Once the cotton strips where removed, and we all got a better view of the nasal cavity, it was hard to believe how much different the nasal cavity looked. The nasal cavity appeared three times more spacious. All the blood was gone. It was as if a plumber came in and fixed a running clogged sink and now I can see the bottom again. This is just going great I thought. The patient is definitely going to enjoy being able to breathe through his nose again. As Dr. McDonald was wrapping up the surgery, I asked if any nasal function was compromised due to the removal of the nasal turbinate or just from the procedure alone. Luckily no glands or major tissue was removed so there would be no loss of functionality at all. Now I did not mention that throughout the surgery, Dr. McDonald was addressing both nasal cavities and performing the nasal turbinate removal in both nasal cavities of the nose; switching back and forth between the two nasal cavities. I explained it as such because it didn’t occur to me that he was doing that until I saw the other nasal turbinate. I thought it would be interesting to have you, the reader, experience that jump in realization as I did that day. I am certain that Dr. McDonald has been specializing in this for a very long time because he executed the surgery magnificently. I felt like I was watching a well-orchestrated performance and the punch line was, “and then there were two.”
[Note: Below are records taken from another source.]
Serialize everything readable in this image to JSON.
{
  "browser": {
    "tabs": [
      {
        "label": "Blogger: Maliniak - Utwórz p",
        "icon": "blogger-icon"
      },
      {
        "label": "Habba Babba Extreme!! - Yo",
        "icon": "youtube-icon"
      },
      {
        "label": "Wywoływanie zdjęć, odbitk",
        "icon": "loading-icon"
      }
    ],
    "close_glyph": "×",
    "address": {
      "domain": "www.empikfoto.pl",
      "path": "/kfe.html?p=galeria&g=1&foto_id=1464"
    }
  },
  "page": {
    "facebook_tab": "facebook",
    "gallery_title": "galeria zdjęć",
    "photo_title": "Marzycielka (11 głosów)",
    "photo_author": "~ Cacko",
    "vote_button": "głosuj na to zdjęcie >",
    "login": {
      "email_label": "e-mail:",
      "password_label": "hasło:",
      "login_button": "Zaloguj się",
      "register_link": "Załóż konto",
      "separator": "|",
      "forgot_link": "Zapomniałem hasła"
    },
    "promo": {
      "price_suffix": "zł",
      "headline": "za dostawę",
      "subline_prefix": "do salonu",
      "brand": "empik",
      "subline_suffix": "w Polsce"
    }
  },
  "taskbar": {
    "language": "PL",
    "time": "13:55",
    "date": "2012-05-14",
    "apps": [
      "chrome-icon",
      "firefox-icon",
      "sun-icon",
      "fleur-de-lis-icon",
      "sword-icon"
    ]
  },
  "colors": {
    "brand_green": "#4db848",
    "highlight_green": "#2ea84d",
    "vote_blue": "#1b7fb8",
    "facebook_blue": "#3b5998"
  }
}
In the end I had, as expected, an amazing time at OREX. Other surgeries I had the pleasure of seeing was tibula and fibula ankle clamping with a special wire technique, an anal fistula, and a broken ankle hardware removal. As usual, I am always disheartened at how much space I get to describe my amazing experiences here at OREX. Not to mention how I didn’t get to stay till my usual 7pm because all the surgeries were done. There is never enough time in the OR. However, I can always manage time to give a shout out to Mark who is super friendly, Dr. McDonald for a job expertly done, Dr. Farrell who has been very helpful, and easily one of my most favorite surgeons, Dr. Krosin, who I always wonder how he can be so rockin’ yet down to earth. These surgeons, two words: top notch. It has only been 24 hours since I left the OR and already am I excited for my next OREX encounter. Until next time, Jimmy out.